Whether we like it or not, public schools (and many private schools) teach to state standards. What gets measured gets focus. Because funding sources and rankings are driven by test scores, you can bet that your kids will be measured to these standards. Standardized testing is both a blessing and a curse. On the one hand, it provides a framework for measuring kids education. On the other hand, the standards are debatable and in the process stifling educators while repressing a love of learning in our students.
By understanding what your kids are required to learn, you can better support their education during homework sessions and provide “teachable moments” outside the classroom. Five minutes invested here and there in your kids education outside the classroom will help them see the bigger picture can make a tremendous difference.
How do you find your state standards? The resources I have listed at the end of this article will get you started. When you have located a copy, review them carefully. Some of it will make sense and some of it won’t.Now what?
Request a meeting with your child’s teacher or principal. Explain that you are proactively trying to understand what your child will be learning this year so that you can better support the teacher. Ask them to provide a copy of the Scope and Sequence for all subject areas, and request a copy of the table of contents for all the text books.

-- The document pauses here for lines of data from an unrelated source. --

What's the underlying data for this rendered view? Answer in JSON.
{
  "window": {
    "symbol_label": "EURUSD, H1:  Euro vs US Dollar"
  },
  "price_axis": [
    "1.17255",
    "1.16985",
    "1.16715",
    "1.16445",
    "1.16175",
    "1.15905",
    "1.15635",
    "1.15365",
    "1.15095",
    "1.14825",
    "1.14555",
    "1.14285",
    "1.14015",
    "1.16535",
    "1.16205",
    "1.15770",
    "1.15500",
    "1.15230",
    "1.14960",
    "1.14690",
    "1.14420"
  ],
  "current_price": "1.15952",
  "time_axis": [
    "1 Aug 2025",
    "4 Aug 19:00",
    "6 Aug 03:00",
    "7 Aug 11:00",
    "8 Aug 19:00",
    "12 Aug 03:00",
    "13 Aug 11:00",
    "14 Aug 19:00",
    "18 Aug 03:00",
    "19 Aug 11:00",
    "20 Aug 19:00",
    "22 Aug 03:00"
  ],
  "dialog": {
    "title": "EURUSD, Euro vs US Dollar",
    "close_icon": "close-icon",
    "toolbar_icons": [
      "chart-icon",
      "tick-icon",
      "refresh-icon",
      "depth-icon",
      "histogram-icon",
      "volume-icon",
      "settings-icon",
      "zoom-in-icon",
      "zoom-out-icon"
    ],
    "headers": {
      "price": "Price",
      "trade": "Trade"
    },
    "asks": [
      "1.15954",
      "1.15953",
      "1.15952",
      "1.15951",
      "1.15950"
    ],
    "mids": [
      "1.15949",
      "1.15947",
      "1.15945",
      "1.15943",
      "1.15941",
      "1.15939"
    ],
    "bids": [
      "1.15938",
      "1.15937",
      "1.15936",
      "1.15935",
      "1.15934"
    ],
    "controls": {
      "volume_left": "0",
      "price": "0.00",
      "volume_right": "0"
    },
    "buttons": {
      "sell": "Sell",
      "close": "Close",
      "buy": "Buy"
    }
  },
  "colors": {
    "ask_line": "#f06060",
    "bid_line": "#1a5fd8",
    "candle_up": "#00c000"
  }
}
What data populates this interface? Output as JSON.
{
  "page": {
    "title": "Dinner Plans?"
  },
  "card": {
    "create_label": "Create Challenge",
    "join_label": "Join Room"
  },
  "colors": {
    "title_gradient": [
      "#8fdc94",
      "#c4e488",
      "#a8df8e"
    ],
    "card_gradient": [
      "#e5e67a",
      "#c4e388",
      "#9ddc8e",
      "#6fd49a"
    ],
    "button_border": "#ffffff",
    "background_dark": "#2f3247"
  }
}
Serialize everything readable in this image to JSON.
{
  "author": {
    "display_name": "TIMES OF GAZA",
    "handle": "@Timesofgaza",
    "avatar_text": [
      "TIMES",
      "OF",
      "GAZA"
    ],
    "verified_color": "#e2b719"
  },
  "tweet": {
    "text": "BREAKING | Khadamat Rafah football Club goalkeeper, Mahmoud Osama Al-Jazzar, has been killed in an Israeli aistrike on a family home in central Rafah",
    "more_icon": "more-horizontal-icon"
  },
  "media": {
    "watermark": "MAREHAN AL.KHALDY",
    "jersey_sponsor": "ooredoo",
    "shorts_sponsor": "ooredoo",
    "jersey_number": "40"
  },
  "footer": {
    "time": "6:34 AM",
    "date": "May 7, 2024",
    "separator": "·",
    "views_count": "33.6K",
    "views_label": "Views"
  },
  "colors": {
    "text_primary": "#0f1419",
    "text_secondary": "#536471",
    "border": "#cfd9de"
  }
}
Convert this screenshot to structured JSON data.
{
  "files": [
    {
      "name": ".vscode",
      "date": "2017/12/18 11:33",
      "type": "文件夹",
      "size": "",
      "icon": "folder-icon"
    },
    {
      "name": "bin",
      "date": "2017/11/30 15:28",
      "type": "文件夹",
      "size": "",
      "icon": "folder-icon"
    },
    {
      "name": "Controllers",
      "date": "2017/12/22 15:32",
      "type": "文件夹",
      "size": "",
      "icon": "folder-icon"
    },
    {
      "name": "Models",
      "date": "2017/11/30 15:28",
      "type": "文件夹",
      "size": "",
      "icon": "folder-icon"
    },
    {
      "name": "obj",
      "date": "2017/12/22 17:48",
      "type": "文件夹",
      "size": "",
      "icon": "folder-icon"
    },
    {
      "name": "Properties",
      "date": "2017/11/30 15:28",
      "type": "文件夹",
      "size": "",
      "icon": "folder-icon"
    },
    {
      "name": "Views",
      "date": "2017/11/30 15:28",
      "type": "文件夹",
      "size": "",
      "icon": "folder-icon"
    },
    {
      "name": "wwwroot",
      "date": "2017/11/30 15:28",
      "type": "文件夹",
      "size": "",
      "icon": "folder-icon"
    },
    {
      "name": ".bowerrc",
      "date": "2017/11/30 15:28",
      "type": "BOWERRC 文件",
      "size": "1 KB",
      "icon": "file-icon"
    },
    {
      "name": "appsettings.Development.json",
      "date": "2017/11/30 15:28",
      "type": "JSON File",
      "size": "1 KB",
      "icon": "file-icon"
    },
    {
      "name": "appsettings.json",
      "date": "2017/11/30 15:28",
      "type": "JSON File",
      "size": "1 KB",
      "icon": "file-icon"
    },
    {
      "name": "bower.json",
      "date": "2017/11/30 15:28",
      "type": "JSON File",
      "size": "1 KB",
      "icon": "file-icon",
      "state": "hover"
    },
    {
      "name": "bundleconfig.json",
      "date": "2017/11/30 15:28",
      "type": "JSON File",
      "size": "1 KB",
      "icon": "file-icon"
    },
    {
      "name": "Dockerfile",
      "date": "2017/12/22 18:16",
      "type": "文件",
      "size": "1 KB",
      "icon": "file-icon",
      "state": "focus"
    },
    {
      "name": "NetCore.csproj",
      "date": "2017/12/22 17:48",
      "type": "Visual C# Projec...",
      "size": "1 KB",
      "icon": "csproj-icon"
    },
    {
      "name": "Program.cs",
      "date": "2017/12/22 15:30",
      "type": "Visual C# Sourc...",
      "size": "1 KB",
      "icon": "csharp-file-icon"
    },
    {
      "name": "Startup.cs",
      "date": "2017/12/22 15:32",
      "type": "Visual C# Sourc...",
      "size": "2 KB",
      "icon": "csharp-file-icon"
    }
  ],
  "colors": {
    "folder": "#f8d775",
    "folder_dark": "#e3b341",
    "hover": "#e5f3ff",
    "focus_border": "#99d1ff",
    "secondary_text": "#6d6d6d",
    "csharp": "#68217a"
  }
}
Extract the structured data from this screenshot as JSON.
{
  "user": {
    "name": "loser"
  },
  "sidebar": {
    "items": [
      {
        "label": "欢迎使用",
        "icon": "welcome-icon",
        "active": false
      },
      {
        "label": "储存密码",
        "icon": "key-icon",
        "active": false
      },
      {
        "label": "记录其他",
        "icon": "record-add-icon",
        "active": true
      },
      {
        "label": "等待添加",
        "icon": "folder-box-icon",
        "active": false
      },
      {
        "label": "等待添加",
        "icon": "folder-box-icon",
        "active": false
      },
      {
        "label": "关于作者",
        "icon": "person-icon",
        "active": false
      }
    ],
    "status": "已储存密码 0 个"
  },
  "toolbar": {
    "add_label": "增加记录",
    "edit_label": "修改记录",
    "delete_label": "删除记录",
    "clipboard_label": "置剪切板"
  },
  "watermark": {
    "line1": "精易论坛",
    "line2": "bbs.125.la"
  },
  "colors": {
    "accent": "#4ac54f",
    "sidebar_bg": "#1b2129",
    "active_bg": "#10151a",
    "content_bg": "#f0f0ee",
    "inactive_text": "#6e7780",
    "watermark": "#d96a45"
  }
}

During your meeting, ask the teacher the following questions:
What portions of the material seem to be the most difficult for the kids to understand?
What would teach the kids if you had more time?
What additional resources they would use if they had more money?
What are the most important things my child can do to succeed?
From this, create a “teachable moment’s wish list” and find ways to supplement their education outside the classroom. Videos, family field trips, library books, websites, and discussions around the dinner table all can be used to enhance the learning. If you know what is being covered inside the classroom, you can time your activities appropriately.
Plan B: You might meet with resistance from the school or the teacher in providing this information. Be persistent. If they don’t want to give you the information, ask if you can come in and look at the books.
Plan C: If the school/teacher is not cooperating, purchase grade level standards practice books at any teaching supply store or even Barnes and Noble. A quick look through the material will show you what your children will be required to learn. The simple act of becoming informed will give you a new sense of empowerment, and opportunities for supplemental learning will naturally arise.Here are a few resources that can help you get started:
Education World: This is a great place to get started in your search for state standards. Many states also provide practice test booklets which you might be able to get through the school, or through the state.http://www.educationworld.com/standards/state/index.shtml
National Standards Movement: There is a movement towards National Standards, and no matter what side of the issue you support, it’s here to stay. You can review a draft of the standards online. I found the report very interesting and helpful.http://www.corestandards.org/the-standards
Spectrum Books by McGraw Hill: Reading state standards can be somewhat complex and tedious. If you are a more visual person, the Spectrum series of books can come in handy. They are written to exceed National Standards, and certain states, like California have state specific standards. The series was designed to help students prepare for standardized tests. In my opinion, it is "fill in the bubble learning." However, you can purchase Spectrum books for all major subject areas. The lessons are clear cut and well organized, and by perusing the contents, you will understand scope and sequence of the material your child will be expected to master.
The bottom line is that it is worth the investment of time to understand your kids education path. With the resources and ideas I have mentioned, you will be armed and ready. Stay tuned for part two of this article, coming soon.